A familiar amalgam of the latter two japes is the giving out of names that appear innocuous in written form or sound plausible when pronounced slowly but produce racy or embarrassing combinations when uttered out loud at a normal speaking pace (e.g., Hugh Jass, Anita Bath, Mike Rotch), a joke usually enjoyed by duping a switchboard operator into paging someone using one of those names. (This is a running gag that Bart Simpson repeatedly pulls on Moe the bartender in the animated TV series
As I said, I'd expect everyone past junior high school to recognize these old routines from miles away, but I've been proved wrong
Throughout the morning, law enforcement officers stood on the perimeter of the five-acre field.

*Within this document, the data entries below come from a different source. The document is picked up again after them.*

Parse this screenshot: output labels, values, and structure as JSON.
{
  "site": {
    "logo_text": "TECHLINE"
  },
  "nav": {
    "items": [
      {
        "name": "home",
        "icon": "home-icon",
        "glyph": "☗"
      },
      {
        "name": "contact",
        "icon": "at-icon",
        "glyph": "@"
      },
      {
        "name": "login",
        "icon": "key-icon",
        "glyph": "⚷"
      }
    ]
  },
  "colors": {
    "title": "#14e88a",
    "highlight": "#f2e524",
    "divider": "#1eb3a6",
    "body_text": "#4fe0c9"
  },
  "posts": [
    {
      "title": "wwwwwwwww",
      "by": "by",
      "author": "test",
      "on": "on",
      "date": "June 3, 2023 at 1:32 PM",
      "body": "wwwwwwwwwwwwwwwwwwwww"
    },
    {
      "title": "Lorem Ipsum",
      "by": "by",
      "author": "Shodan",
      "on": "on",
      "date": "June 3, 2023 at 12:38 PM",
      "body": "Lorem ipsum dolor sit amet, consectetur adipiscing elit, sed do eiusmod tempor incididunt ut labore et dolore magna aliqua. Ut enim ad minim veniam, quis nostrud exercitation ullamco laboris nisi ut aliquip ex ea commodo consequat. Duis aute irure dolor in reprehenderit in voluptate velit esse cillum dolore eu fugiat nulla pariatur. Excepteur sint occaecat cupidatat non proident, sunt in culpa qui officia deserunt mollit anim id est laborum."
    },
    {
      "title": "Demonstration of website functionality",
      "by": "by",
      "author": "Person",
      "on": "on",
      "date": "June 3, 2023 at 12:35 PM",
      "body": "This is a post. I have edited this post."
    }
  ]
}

At no point did the protest turn violent, though officers escorted Heywood Jablome away after he held up a sign directly in front of Burk that read "Make me dinner" before shouting "Oprah rules."
It all started Saturday afternoon at the Masters in Augusta, Ga., while covering the protests outside the gates of the Augusta National Golf Club.
With a swarm of reporters, police and protesters there for Martha Burk's high-profile stand against the club's male-only membership policy, one man held up a sign
Once off the protest site, the man talked with about a dozen reporters and identified himself by a bogus name, a name that, while appearing innocuous enough on paper, refers to a sex act when sounded out.
Unfortunately, I never actually heard the protester's name pronounced, just caught him spelling it out for others and jotted it down in my notepad.
I wrote the story for Sunday's paper, tucked the quote down near the bottom, filed it to my editors in Charleston and blithely went about my life, unaware that this one name was about to make my own name known around the country.
On Monday afternoon, thanks to some astute readers with a vivid recollection of elementary school vernacular, I realized I had been duped.
Asked why he was there, Jablomie pointed toward the side of the brick building. "Read the sign over there: 'Father Conroy's Vineyard of Hope.' That's what it is," he said.
Last updated: 28 December 2009
Scott, James. "Protesters Overshadowed by Media, Police." The [Charleston] Post and Courier 13 April 2003. Scott, James. "Embarrassing Lesson: Duped Reporter Learns the Hard Way." The [Charleston] Post and Courier 20 April 2003. Speer, Mary Louise. "Christmas Dinner: Vineyard of Hope Serves Holiday Meals." [Davenport] Quad-City Times. 26 December 2009.